A quite lovely 2.35:1 transfer with a finely judged contrast range, a crisp level of detail and an attractive though never over-saturated colour palette. The indigo dyed cloth that is Mali's speciality is particularly (and appropriately) attractive here. Black levels are strong and there's not a dust spot in sight, as you'd expect from a modern film transfer sourced from a digital master. I've not been able to pin down whether it was shot on digitally or on film, but Andrew Commis' cinematography is handsomely presented here.
The DTS-HD Master Audio 5.1 surround soundtrack is a rich and lively mix, with excellent clarity and an inclusive – though not distracting – use of the full sound stage. The explosions are superbly rendered, being loud enough to startle but not distorting one iota, and the dynamic range is excellent, delivering crisp and precise trebles and booming bass when required.
Commentary by writer-director Kim Mordaunt
If you're not up on Laos culture and history, then this is the place to go. Although there are a few dead spots, this is still and enthralling and hugely informative look at the making of the film and the real-world people and situations that inspired the characters and story. A lot of ground is covered here, including the factual base for the film's content, the actors, the casting of locals as extras, how making Bomb Harvest inspired this production, and how specific scenes were shot. A lot of information is provided on the CIA's covert war and the sheer volume of unexploded bombs that remain in Laos. A fine companion to the film.
The Making of The Rocket (19:42)
Based primarily around an interview with writer-director Kim Mordaunt, who discusses the story themes, the physicality of human expression, the Laos rocket festivals and the casting process, this eventually focuses exclusively on the main actors, three of whom are briefly interviewed about their roles.
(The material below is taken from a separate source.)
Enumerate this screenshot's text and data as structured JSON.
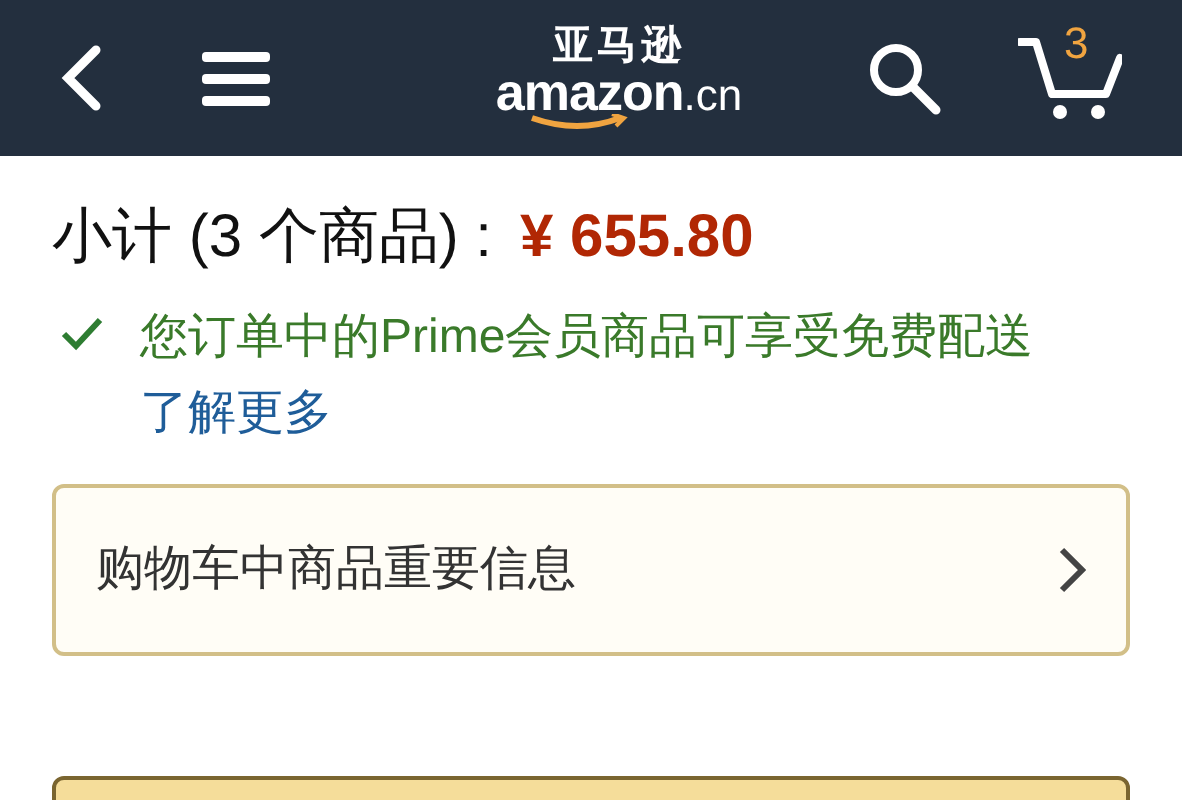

There's some welcome behind-the-scenes footage, but way too many extracts from the film itself – if they were removed I'm guessing this would run for more like 12 minutes. Some good stuff here, nonetheless, not least the footage of actor Thep Phongam learning to dance like James Brown. There are also some spoilers, however, so this is definitely one to watch only after you've seen the film.
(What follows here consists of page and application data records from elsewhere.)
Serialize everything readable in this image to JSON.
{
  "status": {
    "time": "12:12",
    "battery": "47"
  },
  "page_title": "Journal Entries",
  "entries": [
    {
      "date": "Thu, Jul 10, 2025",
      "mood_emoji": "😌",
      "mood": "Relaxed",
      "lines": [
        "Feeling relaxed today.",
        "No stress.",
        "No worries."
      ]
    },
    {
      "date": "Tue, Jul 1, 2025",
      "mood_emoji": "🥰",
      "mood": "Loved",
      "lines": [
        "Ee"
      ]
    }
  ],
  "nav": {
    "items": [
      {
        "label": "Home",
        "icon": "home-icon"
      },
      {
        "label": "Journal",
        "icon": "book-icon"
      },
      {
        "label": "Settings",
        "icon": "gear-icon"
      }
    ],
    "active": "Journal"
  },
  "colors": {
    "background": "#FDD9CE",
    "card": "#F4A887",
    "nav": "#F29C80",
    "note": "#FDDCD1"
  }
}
Pretty much the entire film compressed down into two-and-a-half minutes, most of it in narrative order, and including key shots from the final scene. Steer well clear of this before watching the film for the first time.
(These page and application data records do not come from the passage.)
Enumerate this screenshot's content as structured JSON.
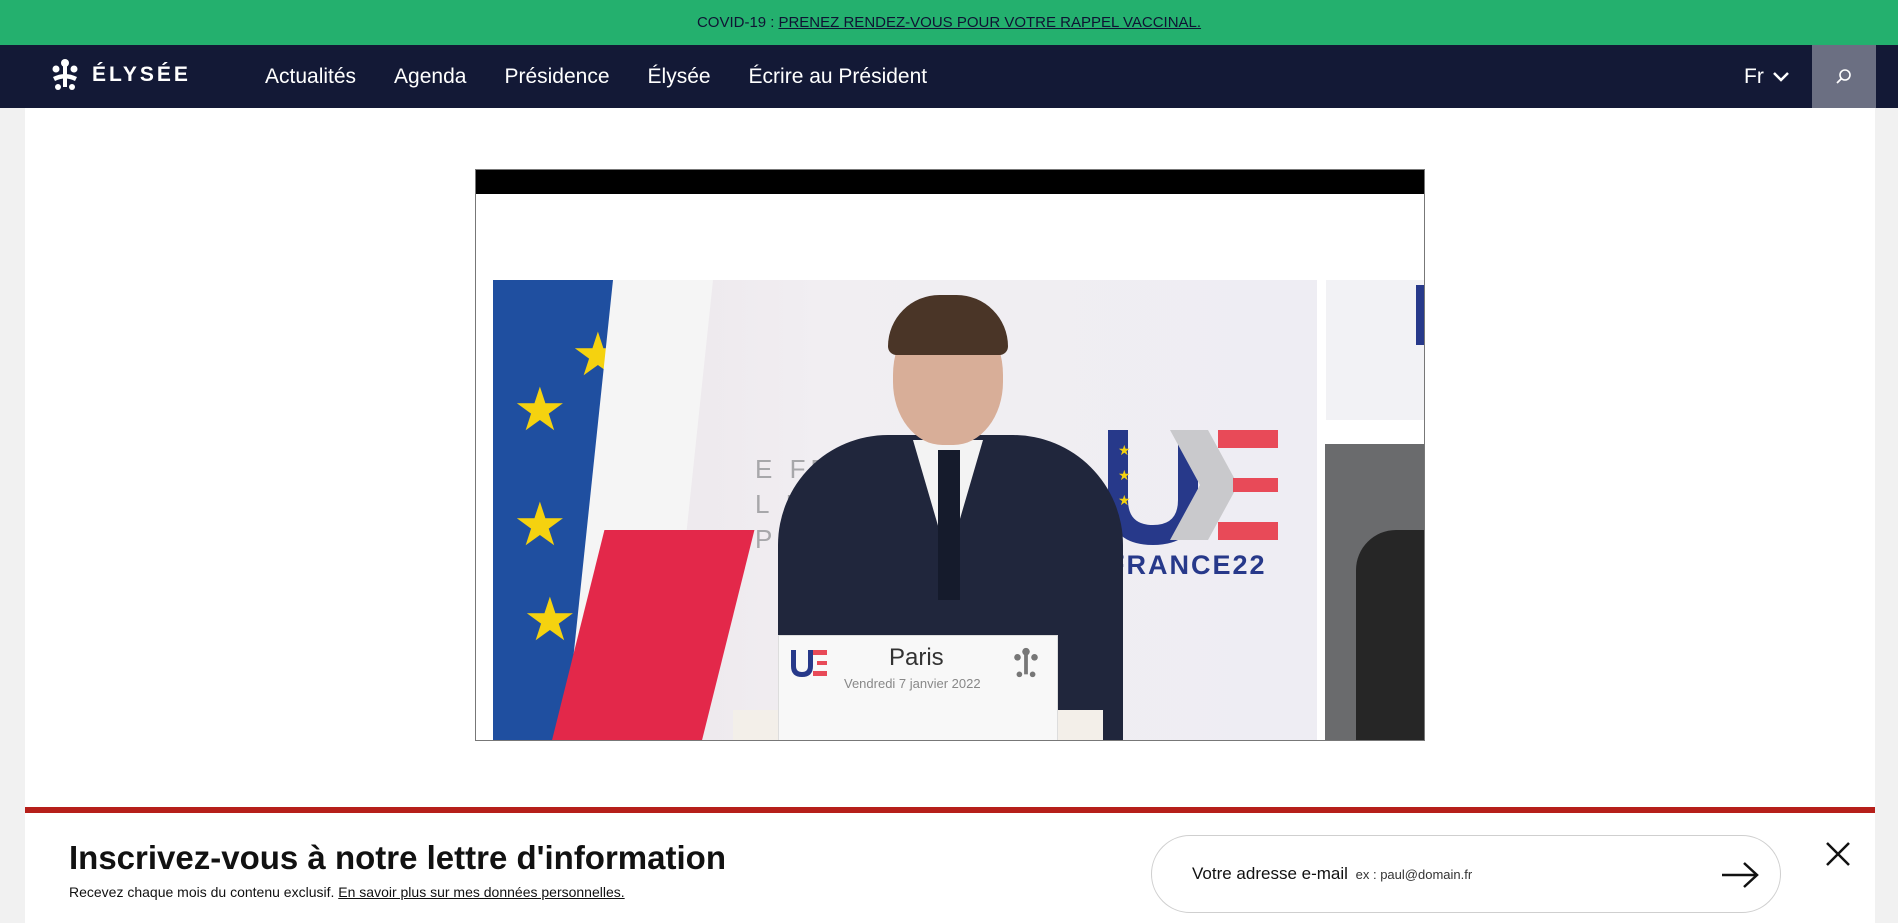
{
  "banner": {
    "prefix": "COVID-19 :",
    "link": "PRENEZ RENDEZ-VOUS POUR VOTRE RAPPEL VACCINAL."
  },
  "nav": {
    "logo_text": "ÉLYSÉE",
    "items": [
      "Actualités",
      "Agenda",
      "Présidence",
      "Élysée",
      "Écrire au Président"
    ],
    "lang": "Fr"
  },
  "video": {
    "podium_city": "Paris",
    "podium_date": "Vendredi 7 janvier 2022",
    "backdrop_text": [
      "E FRANC",
      "L DE",
      "PÉE"
    ],
    "logo_text": "FRANCE22"
  },
  "newsletter": {
    "title": "Inscrivez-vous à notre lettre d'information",
    "subtitle": "Recevez chaque mois du contenu exclusif.",
    "privacy_link": "En savoir plus sur mes données personnelles.",
    "email_label": "Votre adresse e-mail",
    "email_placeholder": "ex : paul@domain.fr"
  },
  "colors": {
    "banner": "#24b06e",
    "nav": "#131936",
    "newsletter_border": "#b61f1a"
  },
  "icons": [
    "elysee-logo-icon",
    "chevron-down-icon",
    "search-icon",
    "arrow-right-icon",
    "close-icon"
  ]
}
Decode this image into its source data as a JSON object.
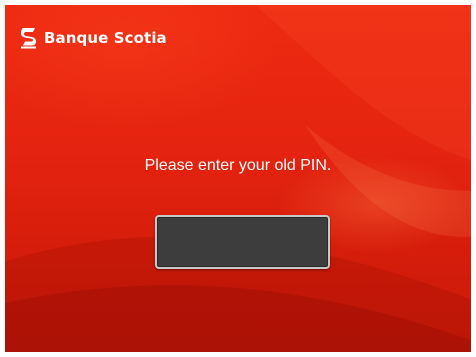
{
  "brand": {
    "logo_icon": "scotiabank-s-logo-icon",
    "name": "Banque Scotia"
  },
  "prompt": {
    "text": "Please enter your old PIN."
  },
  "pin_input": {
    "value": ""
  },
  "colors": {
    "background_red": "#e52410",
    "input_fill": "#3d3d3d",
    "input_border": "#c8c8c8",
    "text": "#ffffff"
  }
}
The Rocket is the sort of film I might have missed had it not been picked up by Eureka, in whom I have considerable faith, which was certainly justified here. Although technically an Australian production, it never feels like the work of an outsider looking in, and tells an engrossing and very human story that is by turns moving, humorous, tense and heart-warming. The film looks terrific on Blu-ray and the commentary track and featurette are both solid extras. Warmly recommended.
* According to the commentary by writer-director Kim Mordaunt, 60 million people worldwide have been, or are in the process of being, relocated as part of dam building projects.